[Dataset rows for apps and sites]
========================================================================

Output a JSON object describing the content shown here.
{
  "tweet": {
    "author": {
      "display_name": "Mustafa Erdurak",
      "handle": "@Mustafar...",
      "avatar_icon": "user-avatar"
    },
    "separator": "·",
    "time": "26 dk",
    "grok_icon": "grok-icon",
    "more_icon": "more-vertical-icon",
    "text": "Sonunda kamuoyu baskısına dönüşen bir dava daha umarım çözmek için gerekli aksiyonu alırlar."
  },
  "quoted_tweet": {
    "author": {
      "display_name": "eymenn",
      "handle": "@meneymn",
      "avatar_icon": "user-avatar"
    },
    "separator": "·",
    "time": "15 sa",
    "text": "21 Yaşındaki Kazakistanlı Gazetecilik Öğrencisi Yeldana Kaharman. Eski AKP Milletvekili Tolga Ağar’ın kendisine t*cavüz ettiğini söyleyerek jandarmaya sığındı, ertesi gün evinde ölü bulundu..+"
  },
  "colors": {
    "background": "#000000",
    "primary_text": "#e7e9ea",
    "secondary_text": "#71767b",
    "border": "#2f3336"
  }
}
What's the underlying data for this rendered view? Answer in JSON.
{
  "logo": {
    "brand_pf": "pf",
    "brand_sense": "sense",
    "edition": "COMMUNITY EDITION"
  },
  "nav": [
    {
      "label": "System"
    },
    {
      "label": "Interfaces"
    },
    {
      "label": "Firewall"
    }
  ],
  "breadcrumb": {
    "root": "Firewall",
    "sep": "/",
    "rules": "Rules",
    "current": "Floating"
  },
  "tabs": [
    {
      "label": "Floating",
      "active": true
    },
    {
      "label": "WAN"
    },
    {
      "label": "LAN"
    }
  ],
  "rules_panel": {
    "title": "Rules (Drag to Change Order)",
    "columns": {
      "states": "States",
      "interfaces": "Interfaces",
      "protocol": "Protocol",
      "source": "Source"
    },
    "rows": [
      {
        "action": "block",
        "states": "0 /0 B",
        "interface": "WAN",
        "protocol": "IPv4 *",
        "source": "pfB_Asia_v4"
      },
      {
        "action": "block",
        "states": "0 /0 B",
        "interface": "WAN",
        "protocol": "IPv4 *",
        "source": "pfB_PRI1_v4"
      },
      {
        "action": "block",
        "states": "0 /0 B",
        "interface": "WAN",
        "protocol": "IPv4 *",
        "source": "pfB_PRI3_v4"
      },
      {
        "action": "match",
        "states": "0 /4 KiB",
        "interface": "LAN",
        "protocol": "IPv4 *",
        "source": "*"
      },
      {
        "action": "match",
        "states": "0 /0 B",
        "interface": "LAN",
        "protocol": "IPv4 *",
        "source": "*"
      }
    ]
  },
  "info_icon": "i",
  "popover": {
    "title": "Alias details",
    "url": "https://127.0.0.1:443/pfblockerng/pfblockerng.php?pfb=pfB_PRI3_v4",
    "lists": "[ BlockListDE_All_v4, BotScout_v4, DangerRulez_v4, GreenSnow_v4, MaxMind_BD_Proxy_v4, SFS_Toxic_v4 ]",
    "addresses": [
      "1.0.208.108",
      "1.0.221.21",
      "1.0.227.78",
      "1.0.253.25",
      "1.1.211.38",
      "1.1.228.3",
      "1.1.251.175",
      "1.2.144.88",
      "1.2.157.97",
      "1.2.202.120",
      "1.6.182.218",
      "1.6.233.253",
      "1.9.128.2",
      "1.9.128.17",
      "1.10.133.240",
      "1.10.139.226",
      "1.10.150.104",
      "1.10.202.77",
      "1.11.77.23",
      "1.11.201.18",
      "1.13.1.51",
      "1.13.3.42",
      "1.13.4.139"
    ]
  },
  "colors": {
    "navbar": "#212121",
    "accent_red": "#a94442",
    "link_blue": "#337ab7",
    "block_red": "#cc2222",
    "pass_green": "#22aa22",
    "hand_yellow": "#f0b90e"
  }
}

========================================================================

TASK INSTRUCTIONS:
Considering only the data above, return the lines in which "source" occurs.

ANSWER AREA:
      "source": "Source"
        "source": "pfB_Asia_v4"
        "source": "pfB_PRI1_v4"
        "source": "pfB_PRI3_v4"
        "source": "*"
        "source": "*"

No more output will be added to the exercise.